[Given entries — start]
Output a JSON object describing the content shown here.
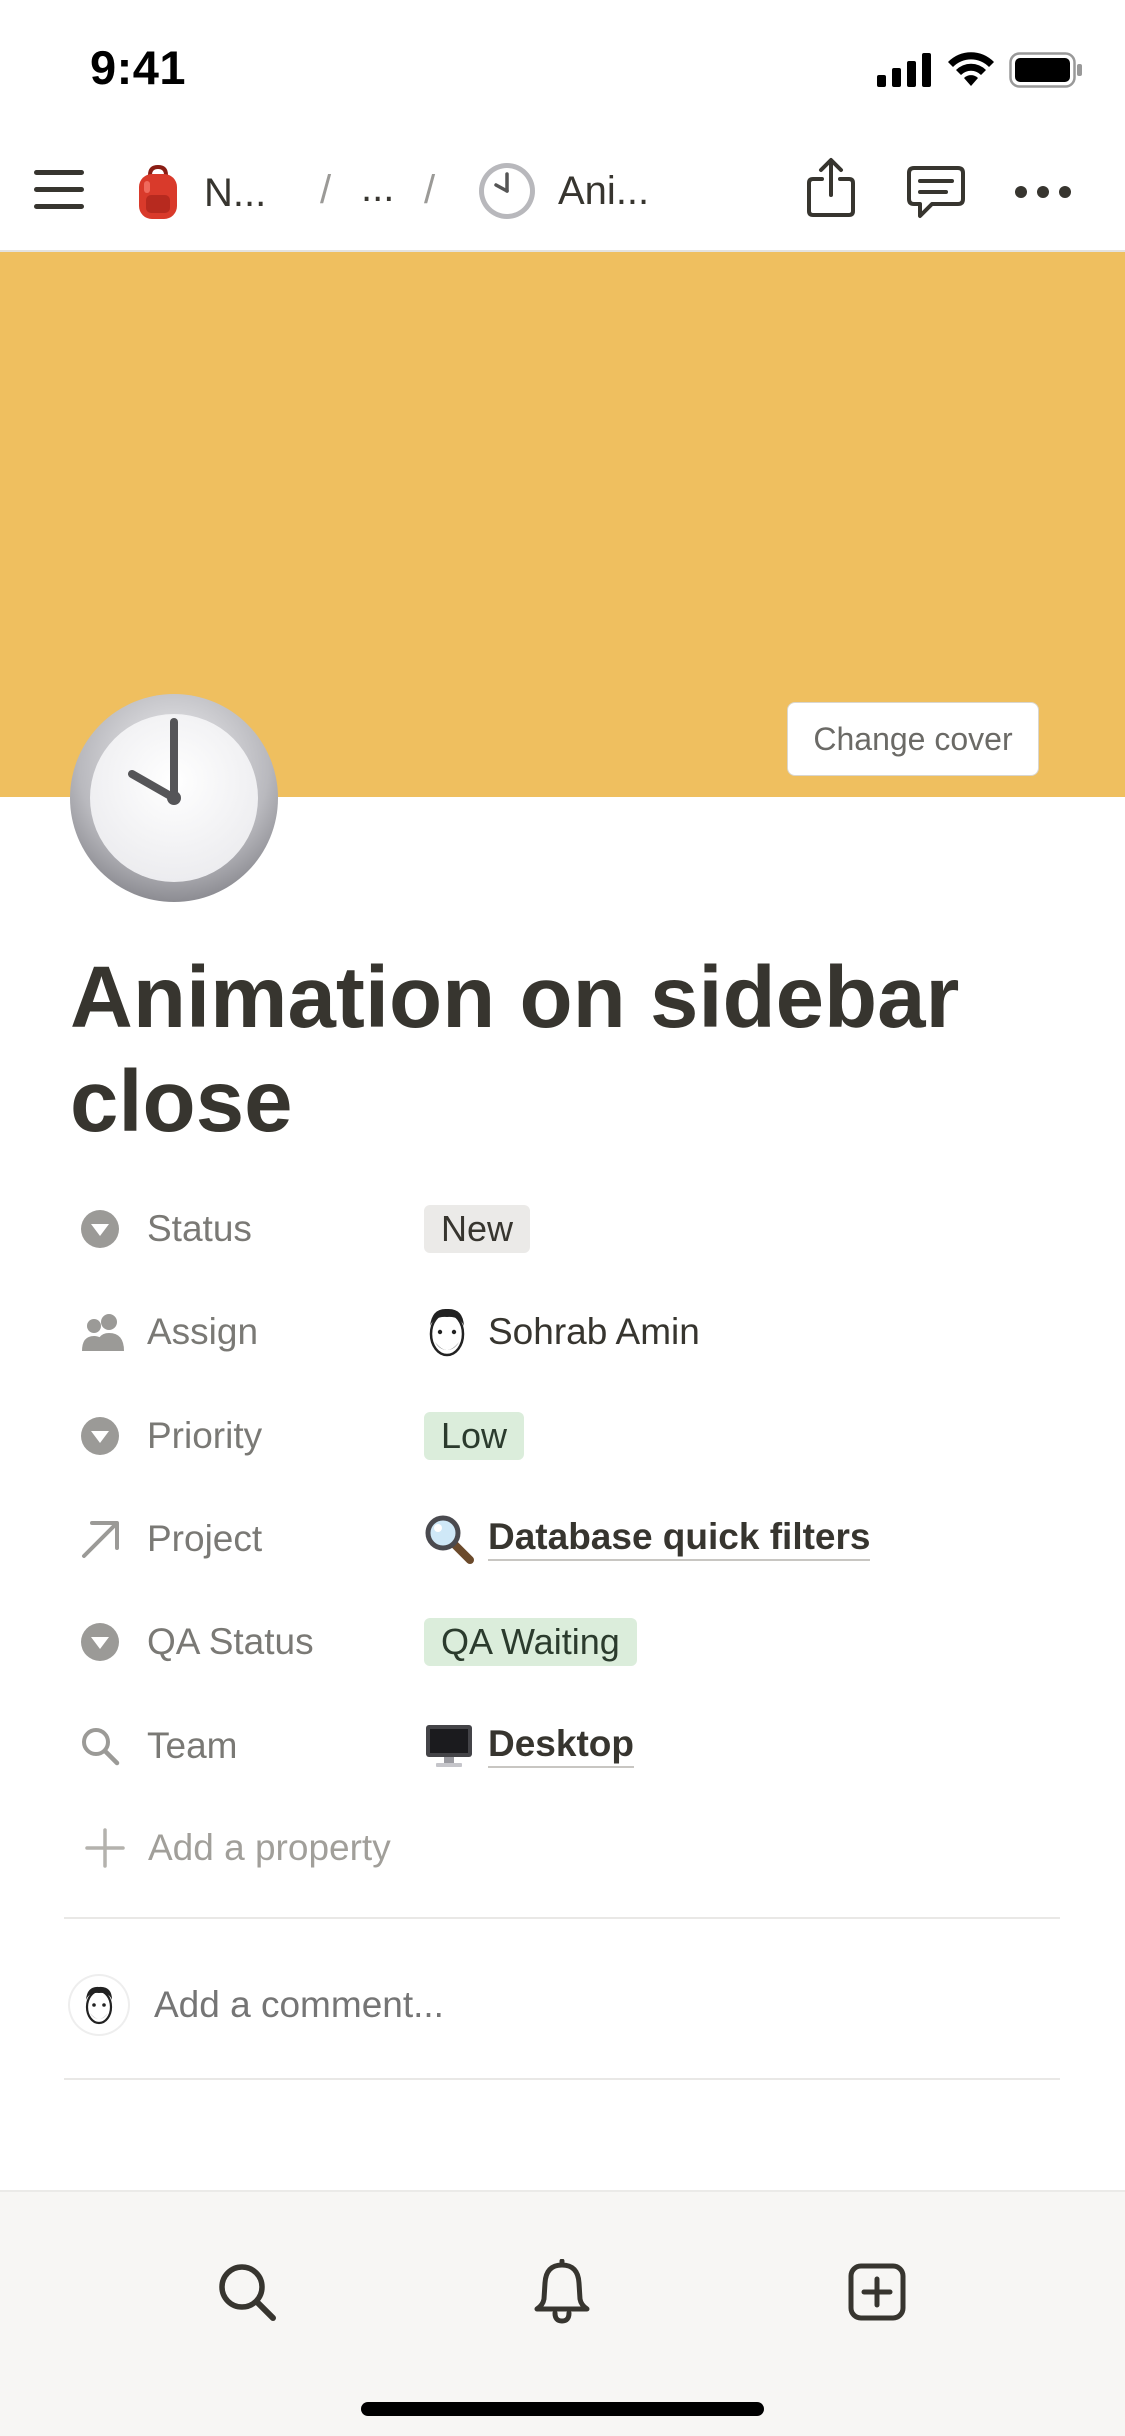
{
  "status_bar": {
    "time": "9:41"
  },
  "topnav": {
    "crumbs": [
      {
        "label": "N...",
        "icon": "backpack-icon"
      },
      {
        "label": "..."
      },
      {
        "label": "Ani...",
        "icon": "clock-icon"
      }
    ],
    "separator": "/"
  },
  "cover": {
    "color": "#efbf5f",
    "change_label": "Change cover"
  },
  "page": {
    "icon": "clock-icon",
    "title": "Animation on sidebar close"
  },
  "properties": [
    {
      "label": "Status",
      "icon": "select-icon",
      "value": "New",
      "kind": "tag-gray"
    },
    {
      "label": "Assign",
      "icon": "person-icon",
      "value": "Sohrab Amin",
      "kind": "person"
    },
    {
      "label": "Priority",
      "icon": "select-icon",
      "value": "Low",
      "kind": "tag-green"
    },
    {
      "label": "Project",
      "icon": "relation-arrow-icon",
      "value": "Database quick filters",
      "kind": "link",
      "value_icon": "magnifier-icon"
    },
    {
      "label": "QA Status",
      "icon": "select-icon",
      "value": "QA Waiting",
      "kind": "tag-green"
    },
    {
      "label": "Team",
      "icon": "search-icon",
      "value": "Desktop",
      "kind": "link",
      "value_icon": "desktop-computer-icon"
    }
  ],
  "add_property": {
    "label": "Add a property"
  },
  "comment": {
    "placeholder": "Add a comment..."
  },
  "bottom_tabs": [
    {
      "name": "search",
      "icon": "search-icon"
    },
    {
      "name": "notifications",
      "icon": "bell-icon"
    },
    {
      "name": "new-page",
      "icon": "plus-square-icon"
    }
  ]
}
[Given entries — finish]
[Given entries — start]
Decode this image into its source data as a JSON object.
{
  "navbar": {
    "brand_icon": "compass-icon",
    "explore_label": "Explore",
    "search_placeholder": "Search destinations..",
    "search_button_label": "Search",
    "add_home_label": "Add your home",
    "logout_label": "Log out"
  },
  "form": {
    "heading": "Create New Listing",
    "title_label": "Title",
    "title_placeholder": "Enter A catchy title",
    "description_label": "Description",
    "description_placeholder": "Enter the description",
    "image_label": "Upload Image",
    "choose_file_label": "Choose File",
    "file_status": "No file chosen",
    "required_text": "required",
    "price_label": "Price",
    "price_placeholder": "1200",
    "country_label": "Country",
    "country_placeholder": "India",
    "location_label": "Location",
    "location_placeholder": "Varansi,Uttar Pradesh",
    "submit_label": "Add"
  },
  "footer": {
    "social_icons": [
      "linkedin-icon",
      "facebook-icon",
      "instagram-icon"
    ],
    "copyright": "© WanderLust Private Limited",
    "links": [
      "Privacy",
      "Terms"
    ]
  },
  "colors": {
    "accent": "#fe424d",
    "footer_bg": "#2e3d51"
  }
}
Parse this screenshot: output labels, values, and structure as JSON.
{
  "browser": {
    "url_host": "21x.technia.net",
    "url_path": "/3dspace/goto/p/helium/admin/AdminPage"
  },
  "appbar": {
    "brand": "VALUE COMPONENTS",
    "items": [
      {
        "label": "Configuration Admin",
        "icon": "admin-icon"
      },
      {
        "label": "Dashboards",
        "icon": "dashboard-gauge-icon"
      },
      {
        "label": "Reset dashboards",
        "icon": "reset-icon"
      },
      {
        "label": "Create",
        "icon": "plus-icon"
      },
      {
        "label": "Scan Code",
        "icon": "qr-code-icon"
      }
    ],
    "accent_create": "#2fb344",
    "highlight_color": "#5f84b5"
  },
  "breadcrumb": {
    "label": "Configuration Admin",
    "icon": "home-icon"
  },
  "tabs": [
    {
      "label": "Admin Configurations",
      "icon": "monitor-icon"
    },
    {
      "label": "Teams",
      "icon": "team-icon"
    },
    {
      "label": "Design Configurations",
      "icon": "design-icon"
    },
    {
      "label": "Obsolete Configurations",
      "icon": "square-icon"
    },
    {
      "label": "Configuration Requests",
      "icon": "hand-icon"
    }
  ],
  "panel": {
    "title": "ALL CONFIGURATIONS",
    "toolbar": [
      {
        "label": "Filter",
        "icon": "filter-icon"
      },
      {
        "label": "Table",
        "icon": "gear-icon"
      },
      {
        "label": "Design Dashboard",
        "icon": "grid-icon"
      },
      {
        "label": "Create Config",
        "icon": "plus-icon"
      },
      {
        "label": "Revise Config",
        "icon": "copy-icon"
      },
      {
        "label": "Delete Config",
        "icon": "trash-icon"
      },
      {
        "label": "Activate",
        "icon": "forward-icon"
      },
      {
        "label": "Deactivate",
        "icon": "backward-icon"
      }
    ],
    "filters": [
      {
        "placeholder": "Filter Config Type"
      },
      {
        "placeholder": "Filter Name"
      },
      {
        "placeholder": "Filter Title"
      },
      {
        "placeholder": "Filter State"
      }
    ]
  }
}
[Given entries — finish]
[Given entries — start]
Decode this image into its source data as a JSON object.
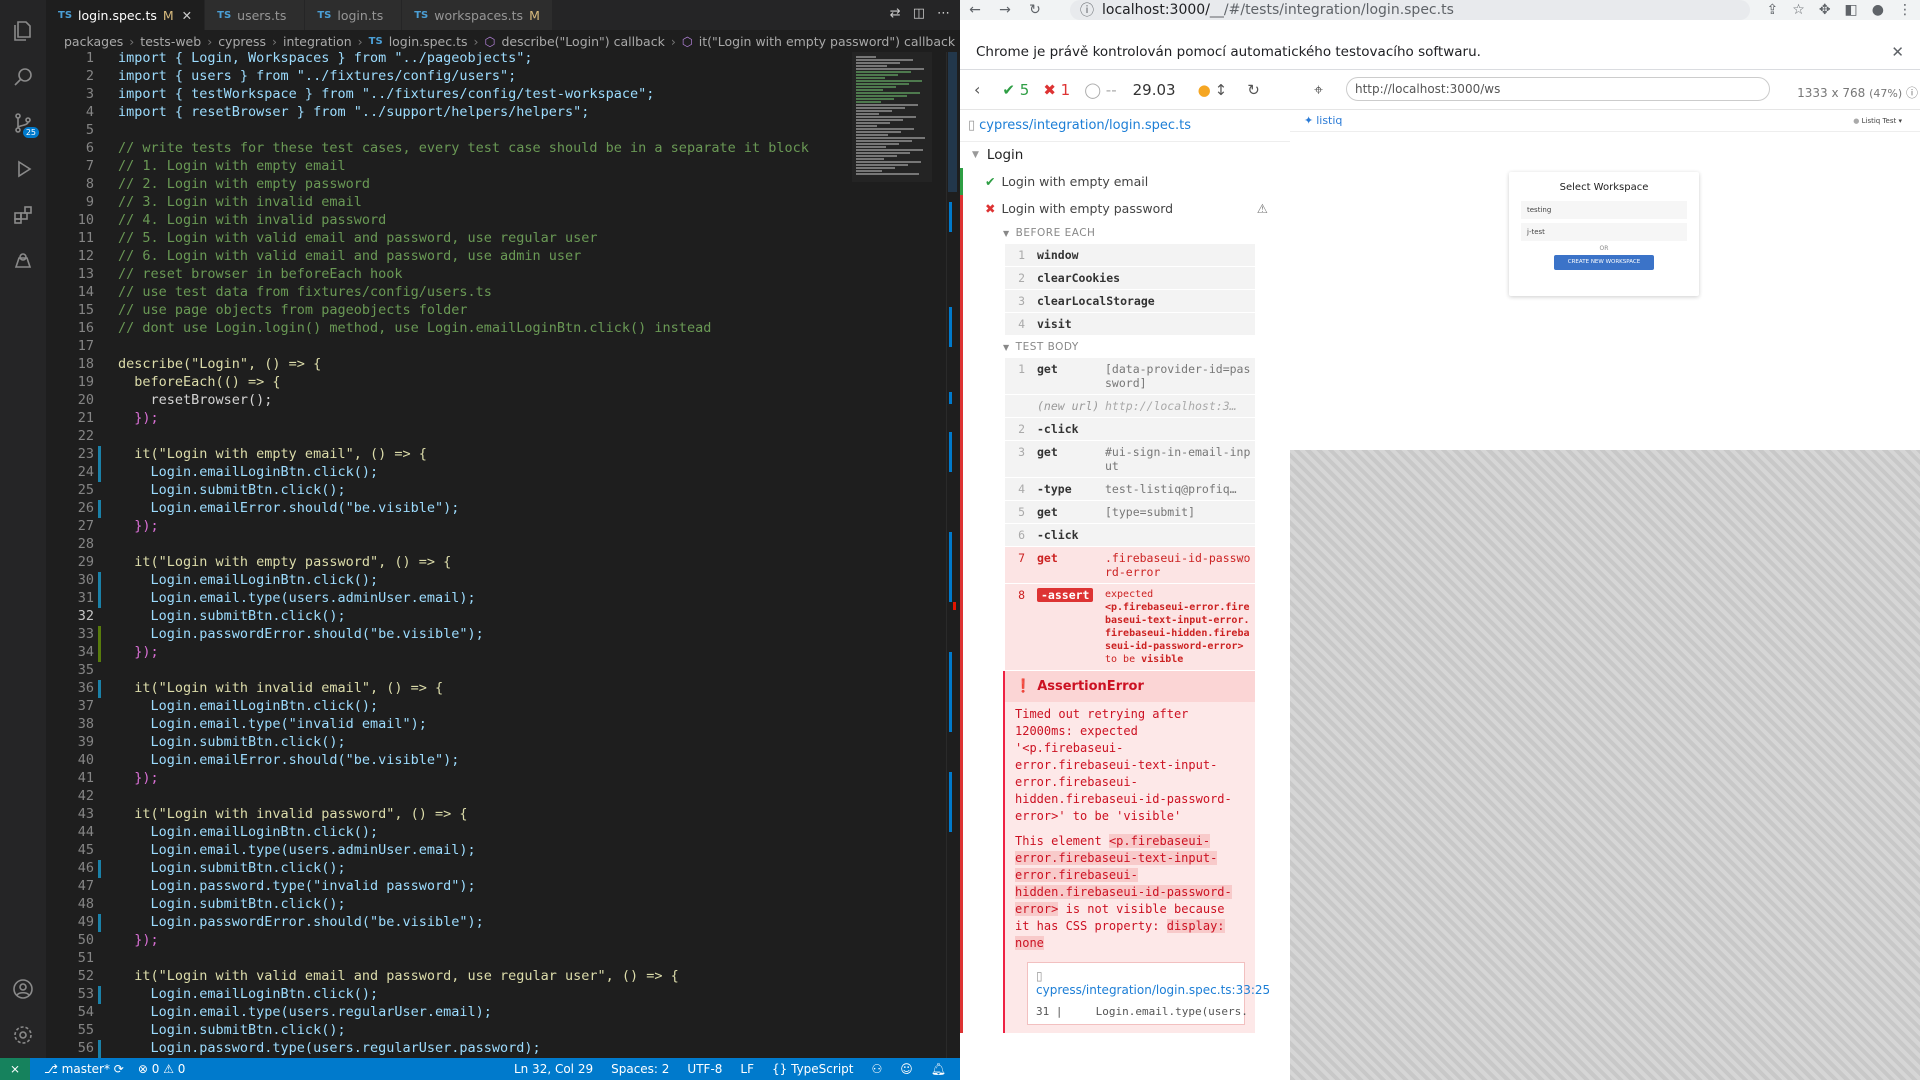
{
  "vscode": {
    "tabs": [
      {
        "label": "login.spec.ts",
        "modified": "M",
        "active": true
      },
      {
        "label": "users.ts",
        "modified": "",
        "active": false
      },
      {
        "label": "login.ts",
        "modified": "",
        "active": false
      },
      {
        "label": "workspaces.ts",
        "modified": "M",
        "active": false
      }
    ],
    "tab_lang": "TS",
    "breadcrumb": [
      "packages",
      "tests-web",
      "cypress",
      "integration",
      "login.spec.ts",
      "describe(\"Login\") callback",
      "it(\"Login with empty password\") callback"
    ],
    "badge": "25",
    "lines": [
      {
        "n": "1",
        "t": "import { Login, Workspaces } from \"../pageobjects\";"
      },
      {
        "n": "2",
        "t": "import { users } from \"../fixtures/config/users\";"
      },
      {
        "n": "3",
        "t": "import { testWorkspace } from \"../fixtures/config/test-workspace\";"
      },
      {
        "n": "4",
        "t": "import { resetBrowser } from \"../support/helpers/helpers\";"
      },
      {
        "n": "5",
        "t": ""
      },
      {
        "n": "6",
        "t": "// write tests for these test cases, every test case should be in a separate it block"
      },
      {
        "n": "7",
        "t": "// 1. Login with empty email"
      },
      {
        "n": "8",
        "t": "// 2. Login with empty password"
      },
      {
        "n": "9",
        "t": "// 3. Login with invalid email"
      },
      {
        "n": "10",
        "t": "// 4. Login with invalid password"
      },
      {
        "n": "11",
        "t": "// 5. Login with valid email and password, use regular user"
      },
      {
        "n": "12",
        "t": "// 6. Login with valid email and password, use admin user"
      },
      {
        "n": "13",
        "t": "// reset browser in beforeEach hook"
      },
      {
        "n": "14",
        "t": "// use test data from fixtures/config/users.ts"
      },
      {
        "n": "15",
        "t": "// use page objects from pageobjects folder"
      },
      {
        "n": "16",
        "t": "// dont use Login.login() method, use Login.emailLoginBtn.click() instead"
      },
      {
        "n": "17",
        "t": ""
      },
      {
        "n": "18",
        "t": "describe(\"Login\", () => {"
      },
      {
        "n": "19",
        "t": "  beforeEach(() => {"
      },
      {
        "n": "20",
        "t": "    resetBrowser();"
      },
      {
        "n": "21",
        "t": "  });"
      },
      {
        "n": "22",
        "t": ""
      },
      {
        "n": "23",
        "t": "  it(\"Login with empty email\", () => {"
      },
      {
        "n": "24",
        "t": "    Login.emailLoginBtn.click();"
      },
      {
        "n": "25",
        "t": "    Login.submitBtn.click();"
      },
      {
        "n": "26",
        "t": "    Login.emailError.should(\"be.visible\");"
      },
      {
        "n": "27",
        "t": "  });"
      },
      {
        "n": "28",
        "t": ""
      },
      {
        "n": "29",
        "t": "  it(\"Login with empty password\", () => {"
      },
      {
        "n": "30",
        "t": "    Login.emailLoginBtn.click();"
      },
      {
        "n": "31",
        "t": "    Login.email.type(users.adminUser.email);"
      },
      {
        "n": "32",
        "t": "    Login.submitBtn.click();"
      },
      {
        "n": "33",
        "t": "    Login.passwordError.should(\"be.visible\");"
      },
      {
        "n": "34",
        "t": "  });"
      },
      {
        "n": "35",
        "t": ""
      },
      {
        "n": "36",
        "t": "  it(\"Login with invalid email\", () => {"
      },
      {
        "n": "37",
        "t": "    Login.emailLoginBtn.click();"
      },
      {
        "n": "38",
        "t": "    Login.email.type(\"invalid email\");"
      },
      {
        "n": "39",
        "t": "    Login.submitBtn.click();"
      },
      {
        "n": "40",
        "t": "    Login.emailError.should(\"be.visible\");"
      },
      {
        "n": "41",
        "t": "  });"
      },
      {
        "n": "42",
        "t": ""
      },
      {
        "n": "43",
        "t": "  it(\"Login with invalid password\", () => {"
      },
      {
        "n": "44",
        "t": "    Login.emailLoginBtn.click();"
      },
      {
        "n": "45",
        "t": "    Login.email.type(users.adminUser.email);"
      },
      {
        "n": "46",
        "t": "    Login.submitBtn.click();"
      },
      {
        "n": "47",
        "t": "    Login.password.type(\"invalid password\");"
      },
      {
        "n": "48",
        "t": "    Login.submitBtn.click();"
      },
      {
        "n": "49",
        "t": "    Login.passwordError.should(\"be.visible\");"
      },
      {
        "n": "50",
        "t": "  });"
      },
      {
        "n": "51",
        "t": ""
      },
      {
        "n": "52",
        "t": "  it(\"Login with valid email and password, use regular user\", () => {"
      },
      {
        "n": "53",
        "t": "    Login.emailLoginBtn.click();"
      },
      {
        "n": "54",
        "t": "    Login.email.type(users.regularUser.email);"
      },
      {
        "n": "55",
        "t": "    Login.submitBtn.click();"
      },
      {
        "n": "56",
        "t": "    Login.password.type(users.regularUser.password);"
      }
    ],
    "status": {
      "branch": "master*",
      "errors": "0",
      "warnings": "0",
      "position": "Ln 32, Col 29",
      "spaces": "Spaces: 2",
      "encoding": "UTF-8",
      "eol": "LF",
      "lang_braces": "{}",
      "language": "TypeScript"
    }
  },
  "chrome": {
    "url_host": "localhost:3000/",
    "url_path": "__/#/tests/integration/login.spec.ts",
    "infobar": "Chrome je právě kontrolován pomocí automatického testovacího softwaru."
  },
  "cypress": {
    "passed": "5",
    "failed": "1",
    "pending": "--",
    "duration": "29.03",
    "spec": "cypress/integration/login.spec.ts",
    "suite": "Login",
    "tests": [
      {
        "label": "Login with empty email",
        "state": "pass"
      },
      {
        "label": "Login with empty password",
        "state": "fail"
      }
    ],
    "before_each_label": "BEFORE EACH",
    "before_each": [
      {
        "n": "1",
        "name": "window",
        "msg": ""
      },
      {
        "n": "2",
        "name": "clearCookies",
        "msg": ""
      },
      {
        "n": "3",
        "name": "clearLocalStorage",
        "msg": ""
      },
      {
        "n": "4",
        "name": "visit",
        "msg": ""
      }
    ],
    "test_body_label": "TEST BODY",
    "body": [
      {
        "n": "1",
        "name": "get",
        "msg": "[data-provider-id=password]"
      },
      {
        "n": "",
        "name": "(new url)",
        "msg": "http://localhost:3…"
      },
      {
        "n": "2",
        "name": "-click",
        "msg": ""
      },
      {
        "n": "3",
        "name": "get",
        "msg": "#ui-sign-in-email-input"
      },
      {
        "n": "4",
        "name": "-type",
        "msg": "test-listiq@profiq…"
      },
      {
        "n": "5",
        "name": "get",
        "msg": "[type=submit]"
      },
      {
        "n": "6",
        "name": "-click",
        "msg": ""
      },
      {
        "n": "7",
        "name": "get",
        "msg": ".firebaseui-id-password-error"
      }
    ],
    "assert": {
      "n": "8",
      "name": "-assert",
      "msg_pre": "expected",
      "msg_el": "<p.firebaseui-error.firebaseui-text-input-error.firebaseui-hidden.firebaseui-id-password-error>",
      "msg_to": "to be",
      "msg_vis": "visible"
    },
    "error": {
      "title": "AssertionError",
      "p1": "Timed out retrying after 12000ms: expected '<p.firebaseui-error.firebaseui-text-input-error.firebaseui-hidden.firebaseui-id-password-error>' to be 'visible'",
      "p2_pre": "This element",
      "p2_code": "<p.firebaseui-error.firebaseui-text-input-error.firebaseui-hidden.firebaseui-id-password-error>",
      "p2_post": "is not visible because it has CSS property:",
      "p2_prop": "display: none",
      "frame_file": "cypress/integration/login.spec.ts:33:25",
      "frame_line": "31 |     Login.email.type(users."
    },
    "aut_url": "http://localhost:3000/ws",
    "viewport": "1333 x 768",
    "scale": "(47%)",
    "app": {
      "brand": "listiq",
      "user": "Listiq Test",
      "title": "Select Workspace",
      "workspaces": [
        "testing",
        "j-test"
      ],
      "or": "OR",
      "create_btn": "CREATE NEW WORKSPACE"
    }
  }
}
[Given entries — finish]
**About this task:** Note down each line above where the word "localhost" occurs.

**Solution to this exercise:**
    "url_host": "localhost:3000/",
        "msg": "http://localhost:3…"
    "aut_url": "http://localhost:3000/ws",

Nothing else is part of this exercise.